WASHINGTON – The Senate debate on a sweeping immigration reform legislation came to an abrupt halt Thursday as senators met behind closed doors to try to reach a compromise on Republican amendments to strengthen border security and make other changes in the 1,000-page bill.
Majority Leader Harry Reid, D-Nev., said public debate on the bill would resume Monday. He added that votes on amendments to the bill could continue through next weekend as the Senate works to complete the bill by the end of this month.
Next week could be crucial in determining whether the bill will succeed. Supporters are trying to attract more Republican votes without losing their liberal allies. The legislation is supported by a rare coalition of labor unions and business groups, Catholics and evangelical Protestants, law enforcement groups and immigrant rights advocates.
Among the proposed amendments that reform advocates are worried about is one by Sen. John Cornyn, R-Texas, that would require the federal government to meet a list of border security and visa requirements before undocumented immigrants could earn green cards or become citizens.
Reid said groups of senators were negotiating in rooms throughout Capitol Hill and at the White House on Thursday to figure out how to go forward with the bill.
“I hope everyone will continue working to come to an agreement on how we can improve this bill,” he said. “I kind of like it the way it is, but I’m not the one going to make that determination.”

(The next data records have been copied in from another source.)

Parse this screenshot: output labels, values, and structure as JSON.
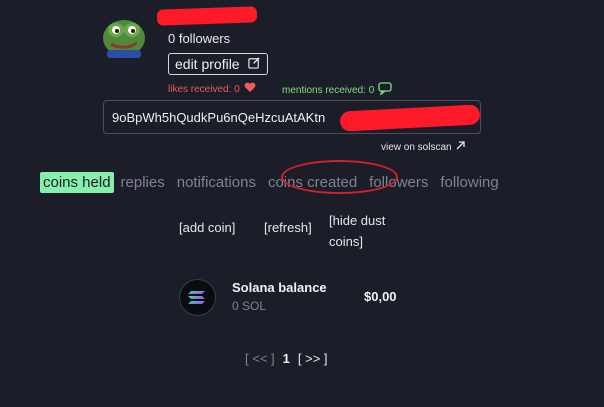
{
  "profile": {
    "followers_text": "0 followers",
    "edit_label": "edit profile",
    "likes_text": "likes received: 0",
    "mentions_text": "mentions received: 0",
    "address": "9oBpWh5hQudkPu6nQeHzcuAtAKtn",
    "solscan_label": "view on solscan"
  },
  "tabs": [
    "coins held",
    "replies",
    "notifications",
    "coins created",
    "followers",
    "following"
  ],
  "actions": {
    "add": "[add coin]",
    "refresh": "[refresh]",
    "hide": "[hide dust coins]"
  },
  "holding": {
    "name": "Solana balance",
    "amount": "0 SOL",
    "value": "$0,00"
  },
  "pager": {
    "prev": "[ << ]",
    "current": "1",
    "next": "[ >> ]"
  },
  "colors": {
    "background": "#1b1d28",
    "active_tab": "#86efac",
    "likes": "#ef5b5b",
    "mentions": "#7fe07f",
    "annotation": "#d3202e"
  }
}
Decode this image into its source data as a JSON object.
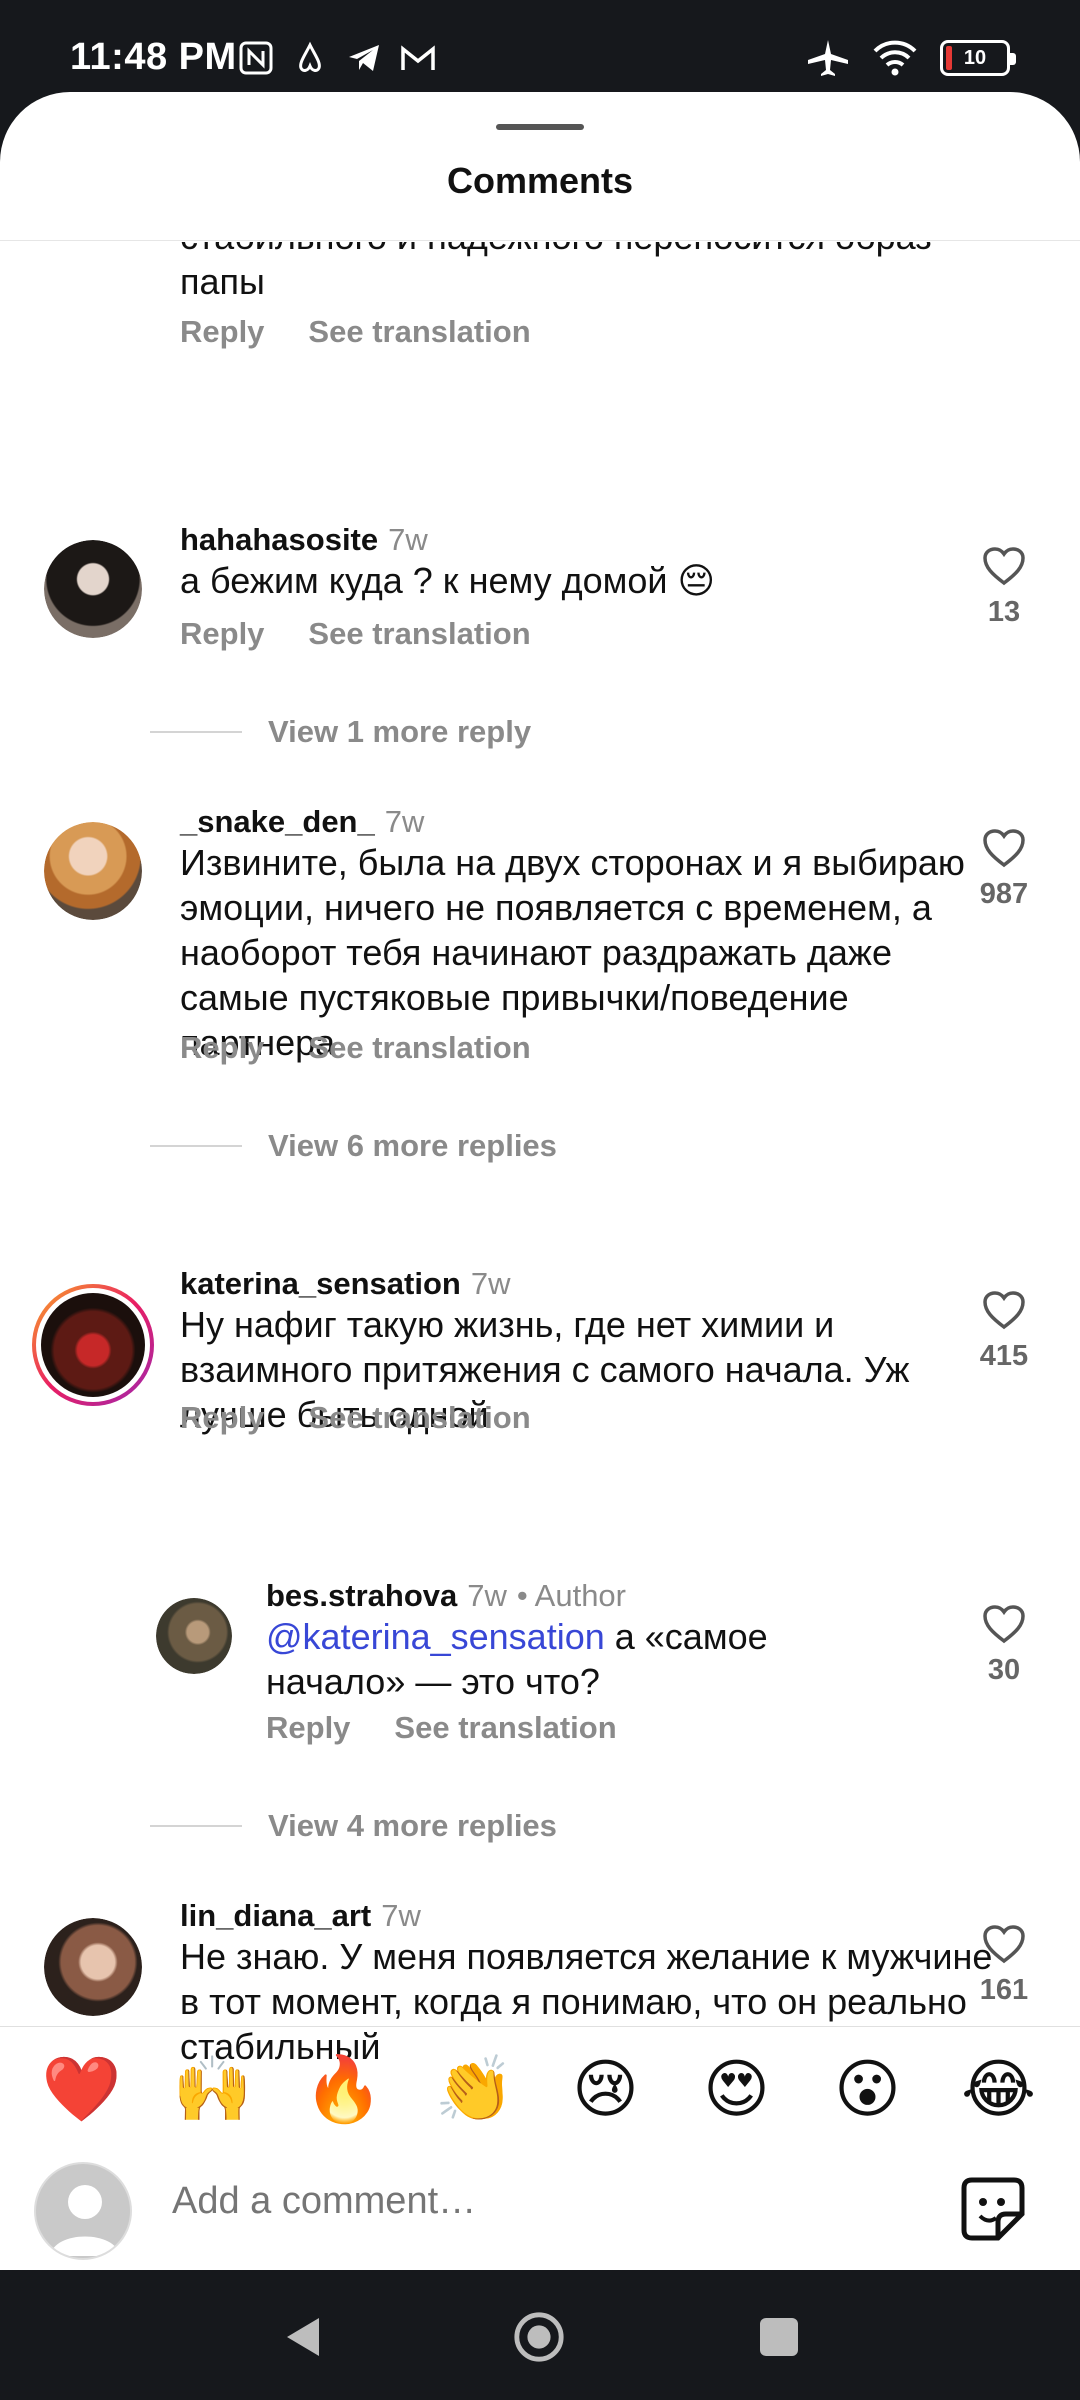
{
  "status": {
    "time": "11:48 PM",
    "battery": "10",
    "icons": [
      "nfc-icon",
      "airbnb-icon",
      "telegram-icon",
      "gmail-icon",
      "airplane-mode-icon",
      "wifi-icon",
      "battery-icon"
    ]
  },
  "sheet": {
    "title": "Comments"
  },
  "comments": [
    {
      "text": "стабильного и надежного переносится образ папы",
      "reply": "Reply",
      "translate": "See translation"
    },
    {
      "username": "hahahasosite",
      "time": "7w",
      "text": "а бежим куда ? к нему домой 😔",
      "reply": "Reply",
      "translate": "See translation",
      "likes": "13",
      "more": "View 1 more reply"
    },
    {
      "username": "_snake_den_",
      "time": "7w",
      "text": "Извините, была на двух сторонах и я выбираю эмоции, ничего не появляется с временем, а наоборот тебя начинают раздражать даже самые пустяковые привычки/поведение партнера",
      "reply": "Reply",
      "translate": "See translation",
      "likes": "987",
      "more": "View 6 more replies"
    },
    {
      "username": "katerina_sensation",
      "time": "7w",
      "text": "Ну нафиг такую жизнь, где нет химии и взаимного притяжения с самого начала. Уж лучше быть одной",
      "reply": "Reply",
      "translate": "See translation",
      "likes": "415"
    },
    {
      "username": "bes.strahova",
      "time": "7w",
      "author": "• Author",
      "mention": "@katerina_sensation",
      "text": " а «самое начало» — это что?",
      "reply": "Reply",
      "translate": "See translation",
      "likes": "30",
      "more": "View 4 more replies"
    },
    {
      "username": "lin_diana_art",
      "time": "7w",
      "text": "Не знаю. У меня появляется желание к мужчине в тот момент, когда я понимаю, что он реально стабильный",
      "likes": "161"
    }
  ],
  "reactions": [
    "❤️",
    "🙌",
    "🔥",
    "👏",
    "😢",
    "😍",
    "😮",
    "😂"
  ],
  "composer": {
    "placeholder": "Add a comment…"
  }
}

President Barack Obama was to meet with Senate Judiciary Committee Chairman Patrick Leahy, D-Vt., and Democratic members of the bipartisan “Gang of Eight” senators who crafted the bill. Leahy is managing the bill on the Senate floor for the Democratic majority.
Reid was about to take up a series of five amendments to the bill Thursday morning when he stopped the proceedings after huddling with Sen. Chuck Grassley, R-Iowa, who is managing the floor debate for the Republicans.
Shortly before that, senators voted to kill a Grassley amendment that would have required the Department of Homeland Security to maintain effective control of the Southwest border for six months before undocumented immigrants would be able to gain even provisional legal status.
Grassley said his change was necessary to put “enforcement first” and ensure that new waves of immigrants don’t cross the border illegally.
“As we read the details of the bill, it’s clear that the approach taken is legalize first, enforce later — the same mistake that was made in 1986,” Grassley said, referring to the last time Congress passed immigration reform.
But Sen. Chuck Schumer, D-N.Y., a member of the Gang of Eight, said Grassley’s amendment would undermine the bill’s goal of bringing an estimated 11 million undocumented immigrants out of hiding and registering them.
“What are we telling those 11 million?” Schumer said. “If you hide successfully from the police, then maybe five years from now (when the border requirements are met) you can stay here and get the right to work and the right to travel?”
Senators voted 57-43 to table Grassley’s amendment, effectively killing it. Arizona Sens. John McCain and Jeff Flake, both Republicans and members of the Gang of Eight, joined most Democrats in opposing Grassley’s amendment.
Another moment of drama came when Sen. John Thune, R-S.D., offered an amendment that would require the Department of Homeland Security to build 350 miles of fencing on the Southwest border before undocumented immigrants could get provisional legal status. A second 350 miles of fencing would have to be completed before the immigrants would be eligible for green cards making them permanent legal residents.
“If we start with this, I think we can convince Americans that Congress is serious (about border security),” Thune said.
But Sen. Mary Landrieu, D-La., who is chairwoman of the Senate appropriations subcommittee that would fund the fence, said it is a waste of money. Instead, she said the federal government should invest more in helicopters, drones, surveillance equipment and other technology to secure the border.
“I’m not going to waste taxpayers’ money on a dumb fence,” she said. “I’ve been in tunnels under the fence. I’ve watched people climb over the fence. I’m not going to send taxpayers’ money down a rat hole.”
Thune’s amendment did not come to a vote Thursday, but it could be taken up next week.